So that was... So Penguin, by our having bought New American Library, was now a full-service publisher. It could publish an author, it could exploit the copyright in hardback, in trade paperback through Penguin, or in the mass market through New American Library, also known as Signet. The corporate name was New American Library but the mass market imprint was Signet. And Pearson, when I came to present the opportunity of buying New American Library to them, said they would only permit me to buy the company, which I told them was essential to their dream of being important in America, if I went there myself to integrate it. And I was not unhappy with that idea, but I think it was a mistake.

Peter Mayer (1936-2018) was an American independent publisher who was president of The Overlook Press/Peter Mayer Publishers, Inc, a New York-based publishing company he founded with his father in 1971. At the time of Overlook's founding, Mayer was head of Avon Books, a large New York-based paperback publisher. There, he successfully launched the trade paperback as a viable alternative to mass market and hardcover formats. From 1978 to 1996 he was CEO of Penguin Books, where he introduced a flexible style in editorial, marketing, and production.
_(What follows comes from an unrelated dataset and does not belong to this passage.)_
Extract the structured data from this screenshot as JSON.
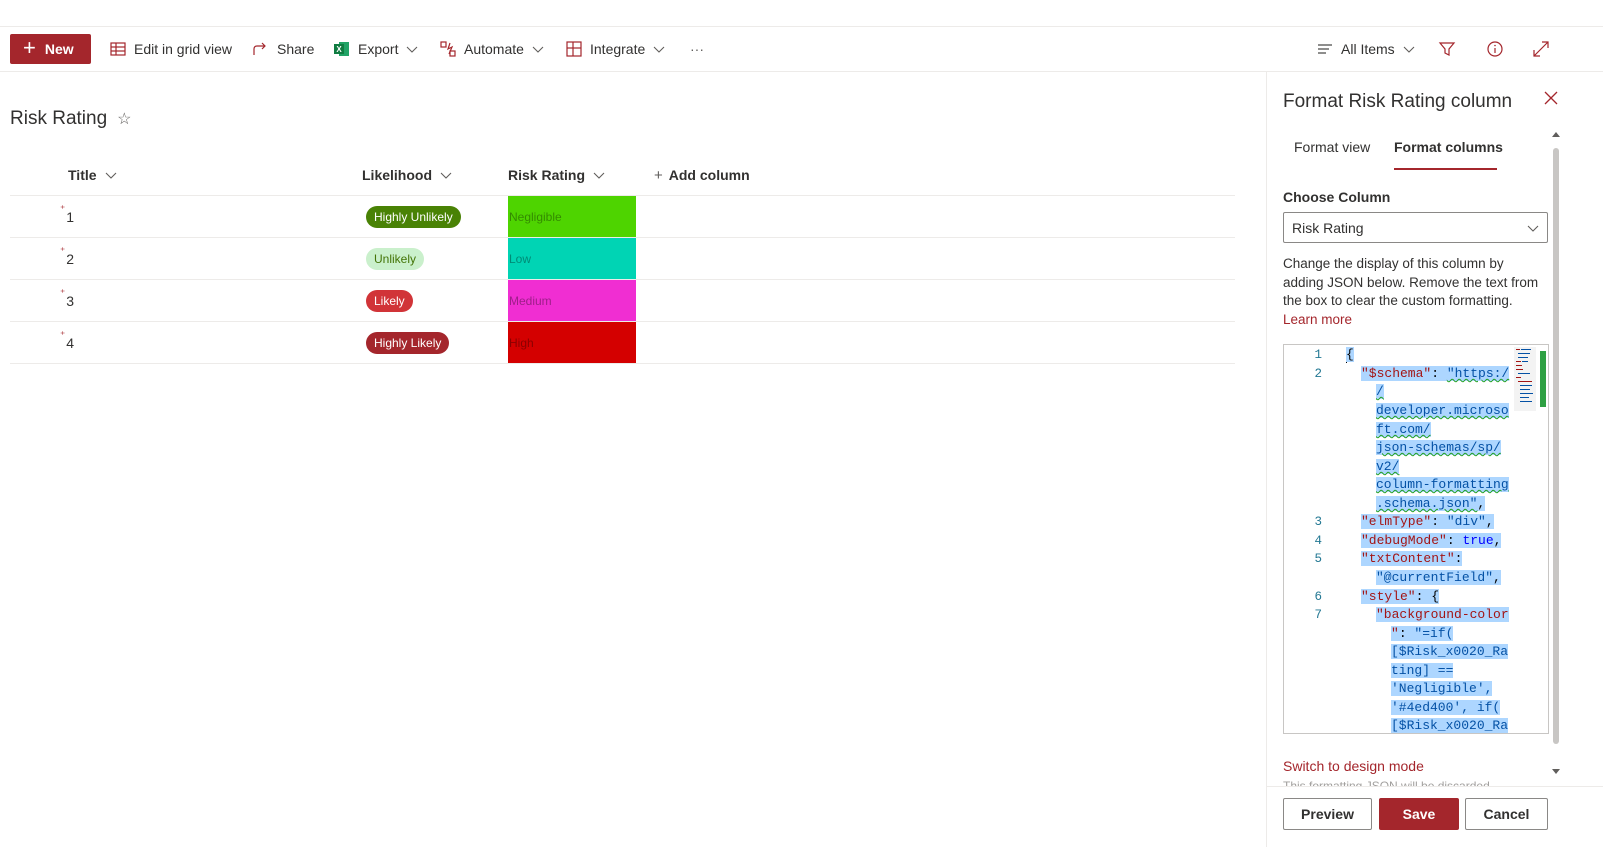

More recently, Mayer had financially revived both Ardis, a publisher of Russian literature in English, and Duckworth, an independent publishing house in the UK.

Listeners: Christopher Sykes

Christopher Sykes is an independent documentary producer who has made a number of films about science and scientists for BBC TV, Channel Four, and PBS.

Tags: Penguin Books, America, New American Library

Duration: 4 minutes, 15 seconds

Date story recorded: September 2014-January 2015

Date story went live: 12 November 2015